What is wrong with the above title?
Indian names when anglicized are appended “ah” sound at the end because tongues not accustomed to Hindi phonetics cannot pronounce soft “a”. Agreed, I am not linguist, and true explanation may be better worded, but reason has something to do with English speakers not being able to pronounce Ram (राम) but only Rama (रामा). English language also doesn’t have soft “t” and “d” unlike Hindi. So one may accept their limitation in pronouncing Hindi names, but why have Indians too adopted this practice? Name is a noun which doesn’t change spelling and pronunciation when translated, so clearly, our practice is either blind subservience to English version to sound sophisticated or indifference to our own cultural heritage. I bet both reasons are working simultaneously.

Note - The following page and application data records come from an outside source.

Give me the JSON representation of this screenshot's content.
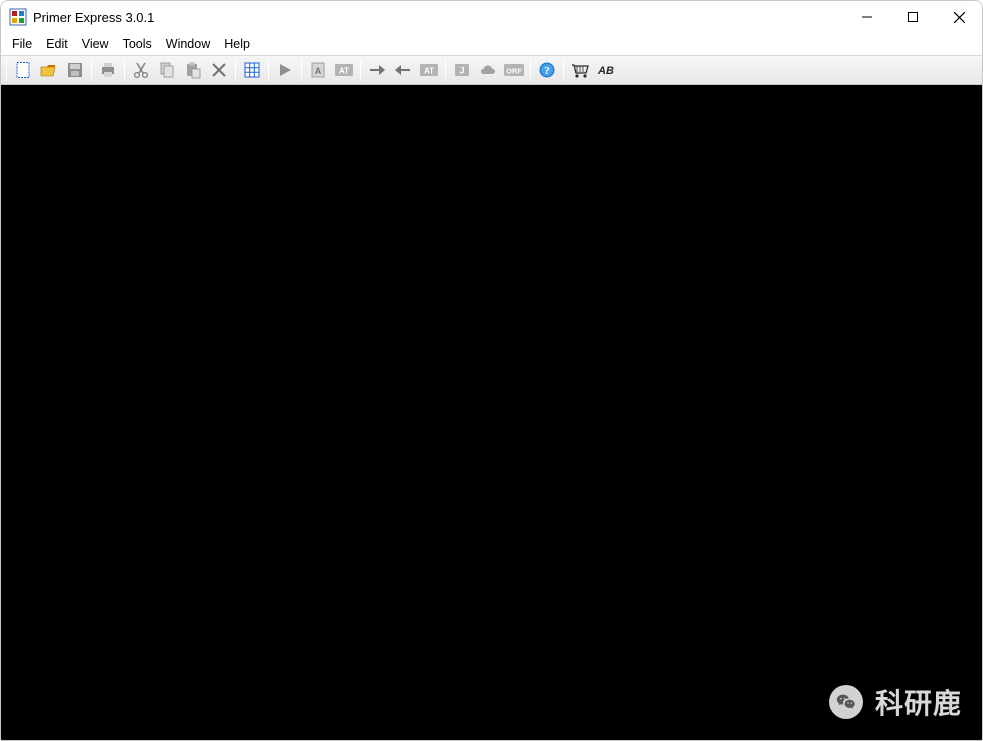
{
  "window": {
    "title": "Primer Express 3.0.1"
  },
  "menu": {
    "file": "File",
    "edit": "Edit",
    "view": "View",
    "tools": "Tools",
    "window": "Window",
    "help": "Help"
  },
  "toolbar": {
    "new": "new-document",
    "open": "open-folder",
    "save": "save",
    "print": "print",
    "cut": "cut",
    "copy": "copy",
    "paste": "paste",
    "delete": "delete",
    "grid": "grid-view",
    "play": "run",
    "doc_a": "document-a",
    "badge_at": "AT",
    "arrow_r": "forward",
    "arrow_l": "back",
    "badge_at2": "AT",
    "badge_j": "J",
    "cloud": "cloud",
    "badge_orf": "ORF",
    "help": "help",
    "cart": "order",
    "badge_ab": "AB"
  },
  "watermark": {
    "text": "科研鹿"
  }
}
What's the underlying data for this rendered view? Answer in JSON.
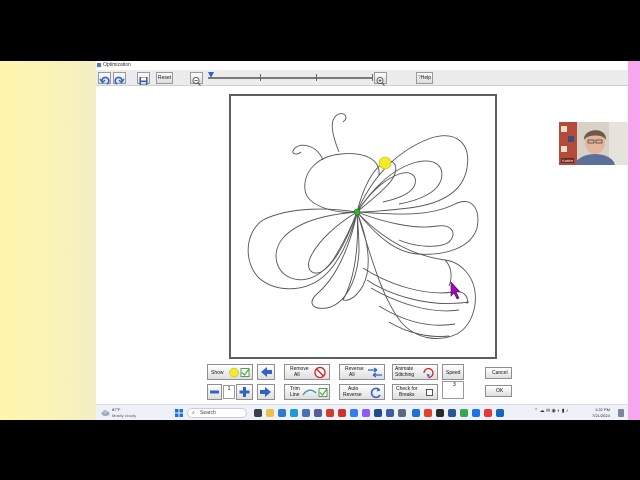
{
  "window": {
    "title": "Optimization"
  },
  "toolbar": {
    "reset_label": "Reset",
    "help_label": "Help"
  },
  "bottom_panel": {
    "show_label": "Show",
    "remove_all_line1": "Remove",
    "remove_all_line2": "All",
    "reverse_all_line1": "Reverse",
    "reverse_all_line2": "All",
    "animate_line1": "Animate",
    "animate_line2": "Stitching",
    "speed_label": "Speed",
    "cancel_label": "Cancel",
    "stepper_value": "1",
    "trim_line1": "Trim",
    "trim_line2": "Line",
    "auto_reverse_line1": "Auto",
    "auto_reverse_line2": "Reverse",
    "check_breaks_line1": "Check for",
    "check_breaks_line2": "Breaks",
    "breaks_value": "3",
    "ok_label": "OK"
  },
  "taskbar": {
    "weather_temp": "87°F",
    "weather_desc": "Mostly cloudy",
    "search_placeholder": "Search",
    "time": "1:22 PM",
    "date": "7/21/2024"
  },
  "webcam": {
    "name": "Kathie"
  },
  "colors": {
    "accent": "#2f63c7",
    "start_marker": "#f3ea2a",
    "end_marker": "#2fb52a",
    "cursor": "#b000c8"
  }
}
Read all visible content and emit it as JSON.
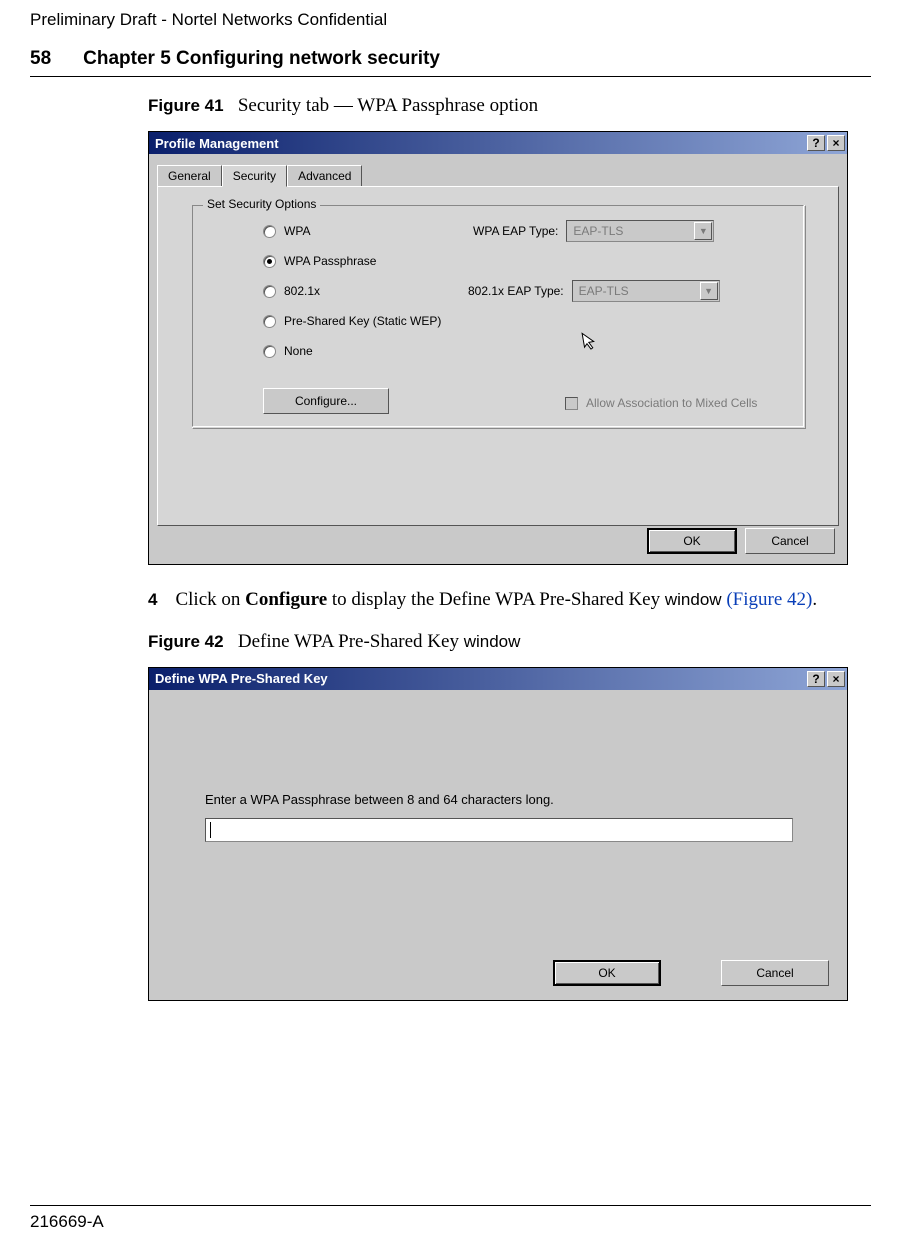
{
  "header": {
    "confidential": "Preliminary Draft - Nortel Networks Confidential",
    "page_num": "58",
    "chapter": "Chapter 5 Configuring network security"
  },
  "figure41": {
    "num": "Figure 41",
    "caption": "Security tab — WPA Passphrase option"
  },
  "dlg1": {
    "title": "Profile Management",
    "tabs": {
      "general": "General",
      "security": "Security",
      "advanced": "Advanced"
    },
    "group_label": "Set Security Options",
    "radios": {
      "wpa": "WPA",
      "wpa_pass": "WPA Passphrase",
      "dot1x": "802.1x",
      "psk": "Pre-Shared Key (Static WEP)",
      "none": "None"
    },
    "combo1": {
      "label": "WPA EAP Type:",
      "value": "EAP-TLS"
    },
    "combo2": {
      "label": "802.1x EAP Type:",
      "value": "EAP-TLS"
    },
    "configure": "Configure...",
    "allow_mixed": "Allow Association to Mixed Cells",
    "ok": "OK",
    "cancel": "Cancel"
  },
  "step4": {
    "num": "4",
    "pre": "Click on ",
    "bold": "Configure",
    "mid": " to display the Define WPA Pre-Shared Key ",
    "win": "window",
    "link": "(Figure 42)",
    "dot": "."
  },
  "figure42": {
    "num": "Figure 42",
    "caption": "Define WPA Pre-Shared Key ",
    "win": "window"
  },
  "dlg2": {
    "title": "Define WPA Pre-Shared Key",
    "label": "Enter a WPA Passphrase between 8 and 64 characters long.",
    "ok": "OK",
    "cancel": "Cancel"
  },
  "footer": {
    "doc_id": "216669-A"
  }
}
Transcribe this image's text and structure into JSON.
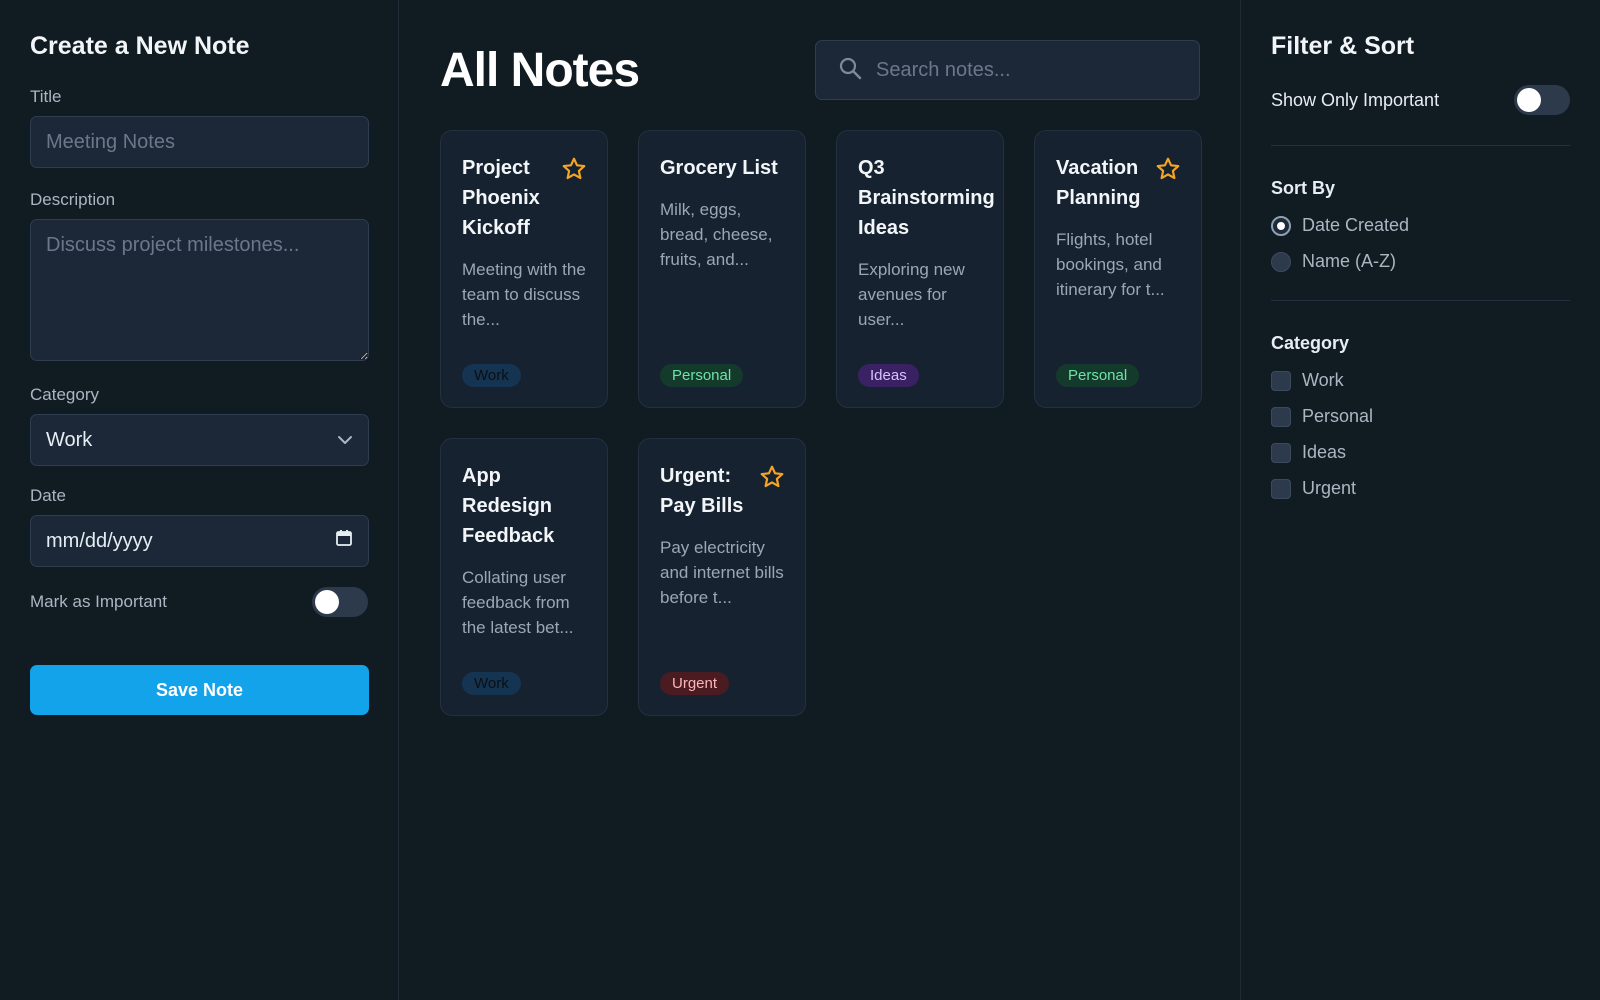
{
  "create": {
    "title": "Create a New Note",
    "title_label": "Title",
    "title_placeholder": "Meeting Notes",
    "description_label": "Description",
    "description_placeholder": "Discuss project milestones...",
    "category_label": "Category",
    "category_value": "Work",
    "date_label": "Date",
    "date_value": "mm/dd/yyyy",
    "important_label": "Mark as Important",
    "important_on": false,
    "save_label": "Save Note"
  },
  "main": {
    "title": "All Notes",
    "search_placeholder": "Search notes...",
    "notes": [
      {
        "title": "Project Phoenix Kickoff",
        "description": "Meeting with the team to discuss the...",
        "tag": "Work",
        "starred": true
      },
      {
        "title": "Grocery List",
        "description": "Milk, eggs, bread, cheese, fruits, and...",
        "tag": "Personal",
        "starred": false
      },
      {
        "title": "Q3 Brainstorming Ideas",
        "description": "Exploring new avenues for user...",
        "tag": "Ideas",
        "starred": false
      },
      {
        "title": "Vacation Planning",
        "description": "Flights, hotel bookings, and itinerary for t...",
        "tag": "Personal",
        "starred": true
      },
      {
        "title": "App Redesign Feedback",
        "description": "Collating user feedback from the latest bet...",
        "tag": "Work",
        "starred": false
      },
      {
        "title": "Urgent: Pay Bills",
        "description": "Pay electricity and internet bills before t...",
        "tag": "Urgent",
        "starred": true
      }
    ]
  },
  "filters": {
    "title": "Filter & Sort",
    "only_important_label": "Show Only Important",
    "only_important_on": false,
    "sort_label": "Sort By",
    "sort_options": [
      "Date Created",
      "Name (A-Z)"
    ],
    "sort_selected": "Date Created",
    "category_label": "Category",
    "categories": [
      "Work",
      "Personal",
      "Ideas",
      "Urgent"
    ]
  },
  "colors": {
    "accent": "#12a3ea",
    "star": "#f5a524",
    "tag_work_bg": "#153451",
    "tag_work_fg": "#0b0f14",
    "tag_personal_bg": "#143a2c",
    "tag_personal_fg": "#6fe3a7",
    "tag_ideas_bg": "#3a2163",
    "tag_ideas_fg": "#d6c2ff",
    "tag_urgent_bg": "#4a1c22",
    "tag_urgent_fg": "#ffb4b8"
  }
}
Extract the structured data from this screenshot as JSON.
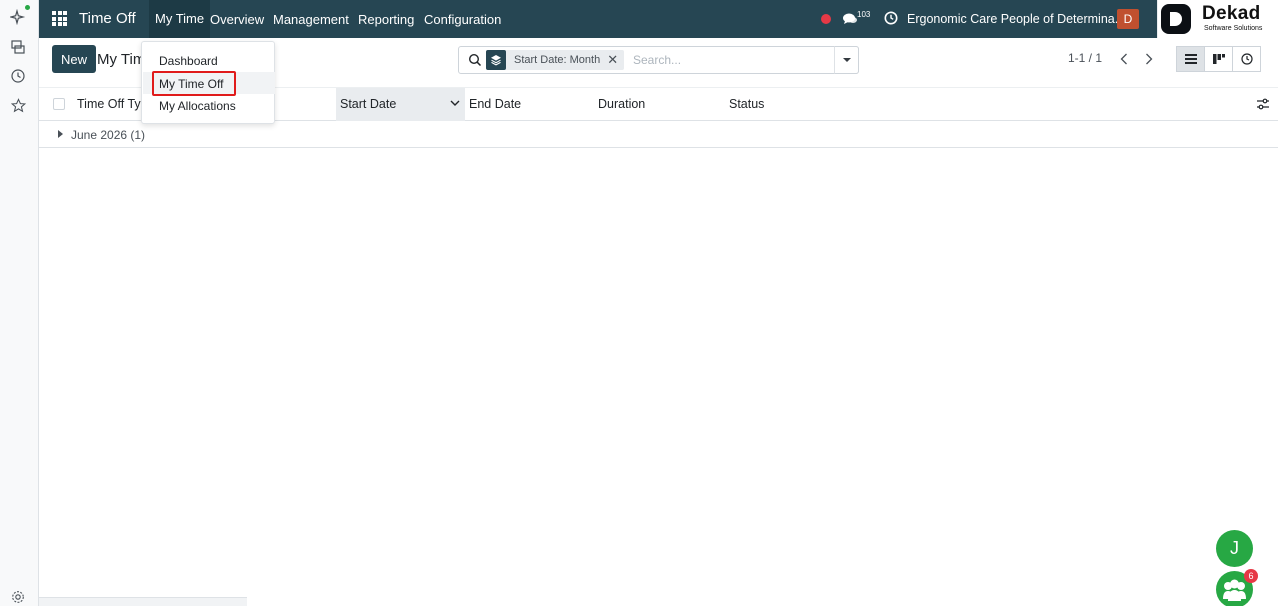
{
  "navbar": {
    "app_title": "Time Off",
    "menus": [
      "My Time",
      "Overview",
      "Management",
      "Reporting",
      "Configuration"
    ],
    "chat_count": "103",
    "company": "Ergonomic Care People of Determina...",
    "user_initial": "D"
  },
  "logo": {
    "name": "Dekad",
    "tagline": "Software Solutions"
  },
  "control": {
    "new_label": "New",
    "breadcrumb": "My Tim",
    "facet_label": "Start Date: Month",
    "search_placeholder": "Search...",
    "pager": "1-1 / 1"
  },
  "dropdown": {
    "items": [
      "Dashboard",
      "My Time Off",
      "My Allocations"
    ]
  },
  "table": {
    "columns": [
      "Time Off Typ",
      "Start Date",
      "End Date",
      "Duration",
      "Status"
    ],
    "group_label": "June 2026 (1)"
  },
  "chat_bubble": {
    "initial": "J",
    "badge": "6"
  },
  "colors": {
    "navbar": "#264653",
    "accent_green": "#27a844",
    "highlight_red": "#e01b1b"
  }
}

Tragedy of matter is that English pronunciation have entered into Hindi language too. What should have happened is that Hindi pronunciation should have continued in spoken and written English, specially for those who can speak such. I don’t know about you but I feel that titles to deities have purity in their local sounding names and translating simply kills the feeling associated with them. Mother Ganga has that joyous sound that Ganges cannot match.
Question may arise that whether Rama is actually English name of Ram? I cannot see how. Ashish will remain Ashish in Russian whether or not you can pronounce it, and if you cannot, you can mispronounce it, but it will still be mispronunciation. But question though remains, for historians and linguists to answer, for I admit ignorance.
Related question: Is there any other country of earth — I suspect there are, but very few — which has its name in English different than its name in its local language? Why did we gave up Bharat for India? Whatever travellers of history might have called civilization of Indus, we should have declared our name in our own language when we had opportunity, at independence. Of course, now Bharat, Hindustan and India have become synonymous, and somehow India doesn’t evoke that frustration which I associate with Krishna.
(I should give credit for this thought to my dorm mate Akshar Chandra who steadfastly refused to call Ram Rama and explained to me why. I hadn’t given much thought to it before.)